The research published by Science focuses on this issue, also considering that one of the main applications of these devices would be the buildings integration. The research team from Politecnico di Torino, together with Gianmarco Griffini and Stefano Turri at Politecnico di Milano, has conceived and proposed a coating made of an innovative polymeric material able to effectively counteract the aging of perovskite solar cells. Researchers have synthesized a fluorinated coating with micrometric thickness, imperceptible on a device slightly larger than a stamp, and able to act as an effective barrier against moisture and ensure self-cleaning characteristics to the solar panels when exposed to rain, smog, dust, etc..
The coating has been produced through photopolymerization, a very fast light-curing technique, economical and with low environmental impact (it is commonly used for dental fillings and in nails-care). To counteract the aging of materials induced by ultraviolet light, the polymeric coating has also been doped with luminescent molecules capable of converting the ultraviolet light present in solar radiation in non-harmful light for the solar cell.
The solar cells have been assembled, characterized and tested under different accelerated aging conditions for over a year in different laboratories, including those of the Ecole Polytechnique Federale de Lausanne where our team worked Juan-Pablo Correa-Baena, Michael Grätzel and Anders Hagfeldt, luminaries in the field of next-generation photovoltaics.

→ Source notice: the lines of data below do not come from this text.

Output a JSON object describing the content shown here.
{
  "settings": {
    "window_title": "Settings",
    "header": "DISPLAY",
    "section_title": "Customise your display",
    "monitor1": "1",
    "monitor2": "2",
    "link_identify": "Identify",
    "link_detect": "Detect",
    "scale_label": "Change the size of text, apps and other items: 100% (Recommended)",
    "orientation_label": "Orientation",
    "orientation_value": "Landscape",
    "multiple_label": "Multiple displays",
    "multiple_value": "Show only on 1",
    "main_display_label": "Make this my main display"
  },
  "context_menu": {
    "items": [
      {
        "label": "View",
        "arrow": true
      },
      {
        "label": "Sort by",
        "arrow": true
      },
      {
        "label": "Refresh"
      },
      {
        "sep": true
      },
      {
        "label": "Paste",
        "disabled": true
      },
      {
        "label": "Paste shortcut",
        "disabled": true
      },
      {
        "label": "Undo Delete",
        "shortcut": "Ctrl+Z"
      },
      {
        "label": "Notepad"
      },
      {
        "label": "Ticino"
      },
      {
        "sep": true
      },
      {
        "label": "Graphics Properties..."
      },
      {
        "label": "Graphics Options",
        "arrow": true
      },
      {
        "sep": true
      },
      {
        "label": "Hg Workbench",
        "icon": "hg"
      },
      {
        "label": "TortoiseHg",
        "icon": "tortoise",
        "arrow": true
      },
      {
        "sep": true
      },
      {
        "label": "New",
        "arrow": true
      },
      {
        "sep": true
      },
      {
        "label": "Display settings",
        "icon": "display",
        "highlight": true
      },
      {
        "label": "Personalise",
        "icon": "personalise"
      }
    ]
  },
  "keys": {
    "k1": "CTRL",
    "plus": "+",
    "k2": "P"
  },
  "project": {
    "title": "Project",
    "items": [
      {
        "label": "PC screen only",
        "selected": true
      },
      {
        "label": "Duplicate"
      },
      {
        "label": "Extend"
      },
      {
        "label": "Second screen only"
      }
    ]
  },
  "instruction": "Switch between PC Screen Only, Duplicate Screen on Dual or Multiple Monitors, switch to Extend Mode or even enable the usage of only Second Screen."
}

With efficiencies close to 19% and with exceptional stability when subjected to a series of aging tests even under extreme conditions, the innovative perovskite solar cells proposed in Science confirm the significant prospects of this new solar energy conversion technology, which can effectively compete with classic silicon panels in building, but also be coupled to the same silicon in high performance tandem devices.